During this economic malaise, maybe you should consider obtaining financial advise from a psychic. Surely a psychic’s paranormal abilities could help you beat the market.
Or maybe not.
Here’s an interesting comment from Joe Nickel, paranormal investigator extraordinaire. This is a reprint from the Center for Inquiry’s blog.
Psychics Blind in Investment Scandal
March 25, 2009
Now we know: Buffalo-area investment manipulator Guy Gane Jr.,
who has been accused by the Securities and Exchange Commission of operating a 5.8-million-dollar Ponzi scheme, regularly sought advice from “psychics.” (A Ponzi scheme, named for swindler Charles Ponzi [1889–1949], involves paying investors high returns, actually gained from an increasing number of new investors—until outgoing cash exceeds incoming cash, and the structure collapses.)
One of Gane’s self-professed psychics was Ellen Bourn, who is a past-president of the Lily Dale Assembly, the world’s largest center for spiritualism (the belief that one can communicate with the dead). Her Web site bills her as an “incomparable metaphysician, psychic, master astrologer, healer and teacher.” In actuality, her real name is Ellen Bornstein, and she—like Sylvia Browne and many other “psychics”—has traits associated with a fantasy-prone personality. (Such persons often have rich fantasy lives, believe they have psychic and healing powers, think they receive special messages from higher entities, and so on.)

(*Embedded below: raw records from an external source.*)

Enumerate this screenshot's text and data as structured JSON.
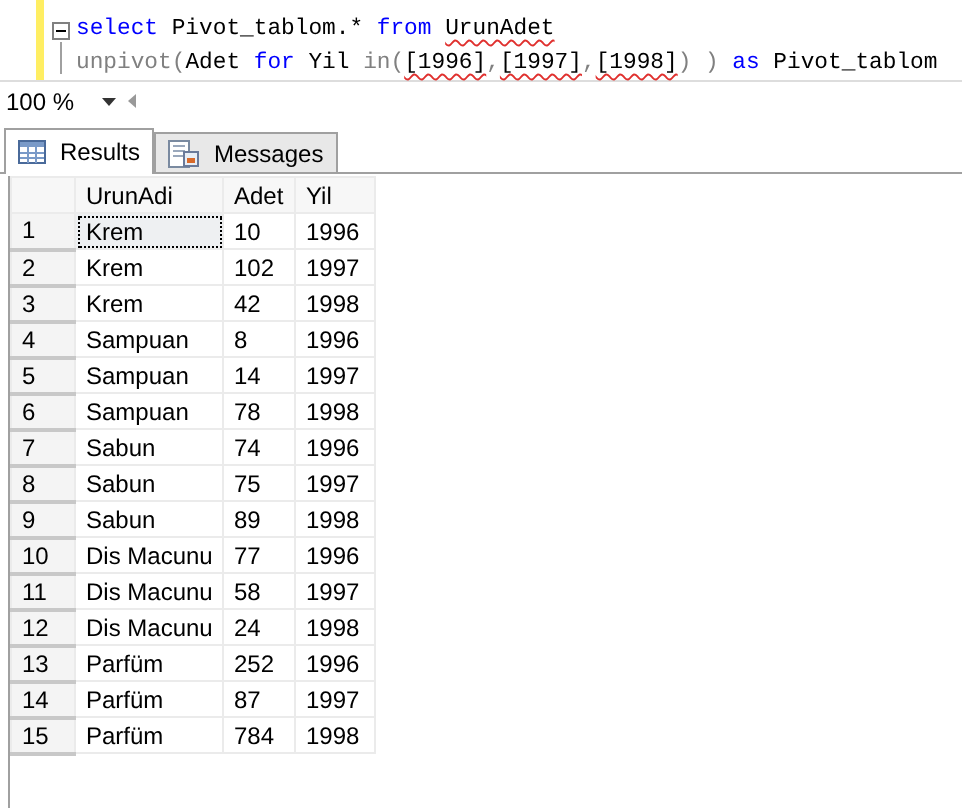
{
  "editor": {
    "lines": [
      [
        {
          "text": "select",
          "kind": "keyword"
        },
        {
          "text": " Pivot_tablom.* ",
          "kind": "plain"
        },
        {
          "text": "from ",
          "kind": "keyword"
        },
        {
          "text": "UrunAdet",
          "kind": "error"
        }
      ],
      [
        {
          "text": "unpivot(",
          "kind": "function"
        },
        {
          "text": "Adet ",
          "kind": "plain"
        },
        {
          "text": "for",
          "kind": "keyword"
        },
        {
          "text": " Yil ",
          "kind": "plain"
        },
        {
          "text": "in(",
          "kind": "function"
        },
        {
          "text": "[1996]",
          "kind": "error"
        },
        {
          "text": ",",
          "kind": "function"
        },
        {
          "text": "[1997]",
          "kind": "error"
        },
        {
          "text": ",",
          "kind": "function"
        },
        {
          "text": "[1998]",
          "kind": "error"
        },
        {
          "text": ") ) ",
          "kind": "function"
        },
        {
          "text": "as",
          "kind": "keyword"
        },
        {
          "text": " Pivot_tablom",
          "kind": "plain"
        }
      ]
    ]
  },
  "zoom": {
    "value": "100 %"
  },
  "tabs": [
    {
      "label": "Results",
      "selected": true
    },
    {
      "label": "Messages",
      "selected": false
    }
  ],
  "table": {
    "columns": [
      "UrunAdi",
      "Adet",
      "Yil"
    ],
    "rows": [
      {
        "number": "1",
        "cells": [
          "Krem",
          "10",
          "1996"
        ],
        "selected": true
      },
      {
        "number": "2",
        "cells": [
          "Krem",
          "102",
          "1997"
        ],
        "selected": false
      },
      {
        "number": "3",
        "cells": [
          "Krem",
          "42",
          "1998"
        ],
        "selected": false
      },
      {
        "number": "4",
        "cells": [
          "Sampuan",
          "8",
          "1996"
        ],
        "selected": false
      },
      {
        "number": "5",
        "cells": [
          "Sampuan",
          "14",
          "1997"
        ],
        "selected": false
      },
      {
        "number": "6",
        "cells": [
          "Sampuan",
          "78",
          "1998"
        ],
        "selected": false
      },
      {
        "number": "7",
        "cells": [
          "Sabun",
          "74",
          "1996"
        ],
        "selected": false
      },
      {
        "number": "8",
        "cells": [
          "Sabun",
          "75",
          "1997"
        ],
        "selected": false
      },
      {
        "number": "9",
        "cells": [
          "Sabun",
          "89",
          "1998"
        ],
        "selected": false
      },
      {
        "number": "10",
        "cells": [
          "Dis Macunu",
          "77",
          "1996"
        ],
        "selected": false
      },
      {
        "number": "11",
        "cells": [
          "Dis Macunu",
          "58",
          "1997"
        ],
        "selected": false
      },
      {
        "number": "12",
        "cells": [
          "Dis Macunu",
          "24",
          "1998"
        ],
        "selected": false
      },
      {
        "number": "13",
        "cells": [
          "Parfüm",
          "252",
          "1996"
        ],
        "selected": false
      },
      {
        "number": "14",
        "cells": [
          "Parfüm",
          "87",
          "1997"
        ],
        "selected": false
      },
      {
        "number": "15",
        "cells": [
          "Parfüm",
          "784",
          "1998"
        ],
        "selected": false
      }
    ]
  }
}
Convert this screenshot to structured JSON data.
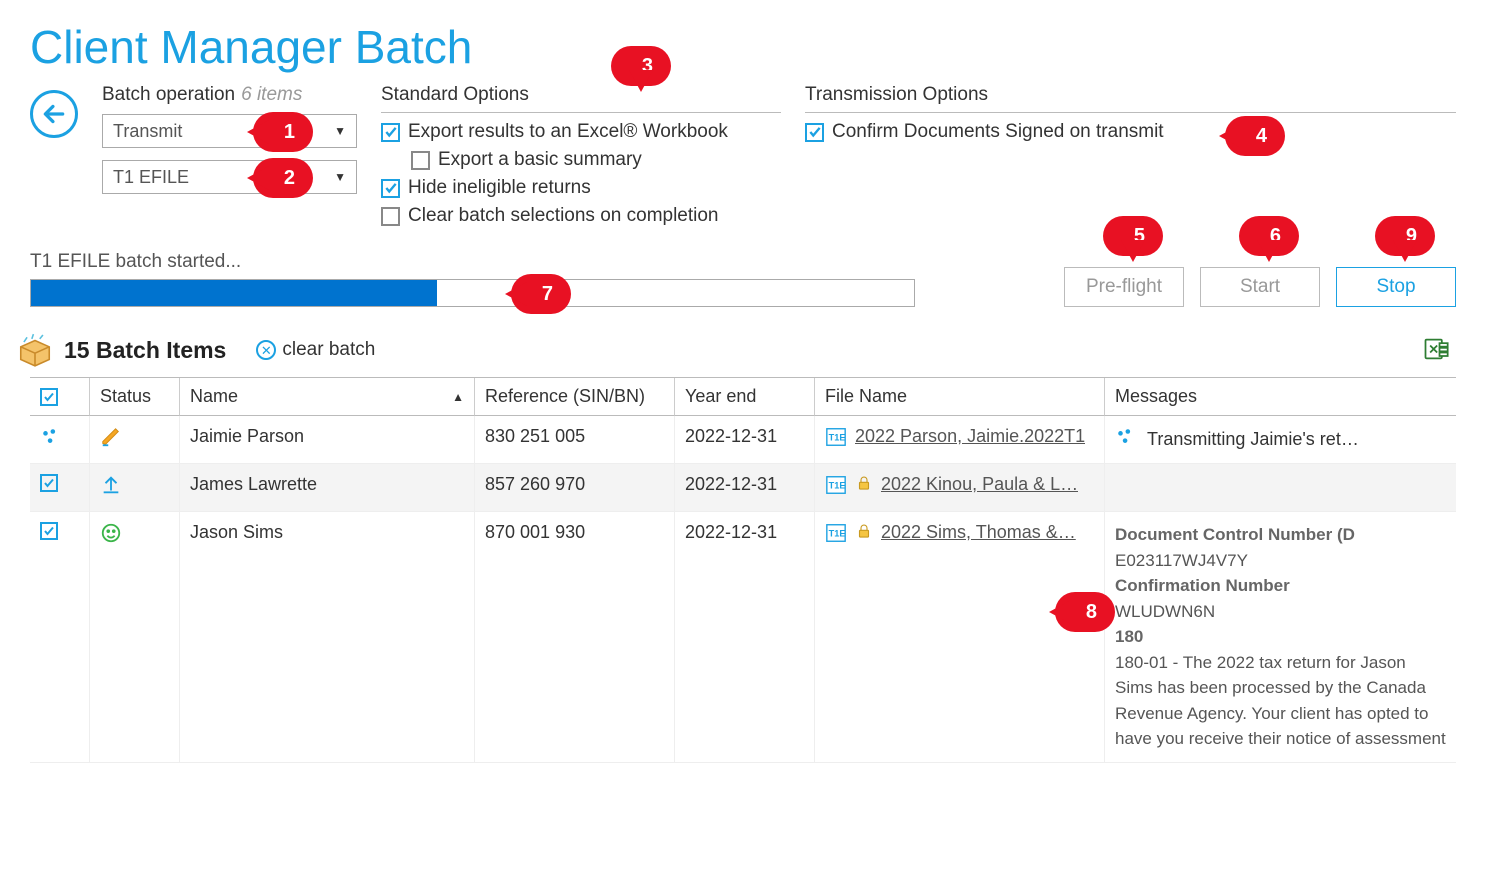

Gane’s other psychic has an even longer list of claimed powers—or fantasies: He is a self-described Christian mystic, dowser, spiritualist medium, healer, tarot reader, etc., including exorcist. He also describes himself as a Bishop of the Western Rite Orthodox Catholic Church and “renowned metaphysician,” as well as a bankruptcy attorney—although the home he practiced from has suffered foreclosure and is presently boarded up.
Interestingly enough, “Bourn” served as “executive director of project development” and Lagona as “company lawyer” for Gane, whose corporate headquarters are located on Sweet Home Road—just a few blocks from my own office at the Center for Inquiry. (I was familiar with “Bourn” from Lily Dale, where I have frequently investigated spiritualist phenomena. Also, I was invited to participate in a previous “Lift the curse on Buffalo” event involving both psychics, although I decided not to dignify the silliness with my presence.)
In breaking the March 1, 2009, story, Buffalo News reporter Michael Beebe quoted “Bourne” as insisting she was only a part-time employee, had no dealings with Gane’s investments, and dispensed advice “as a hobby”; Lagona did not respond. I would just ask the two alleged psychics: Couldn’t you get an inkling of what was going on? Catch a glimpse of those millions of dollars disappearing from people’s retirement funds? Feel the vibrations from the impending scandal and misfortune that you yourself were caught up in? Were your psychic colleagues at Lily Dale and elsewhere unable to warn you? Now do you understand the consequences of living in a fantasy world?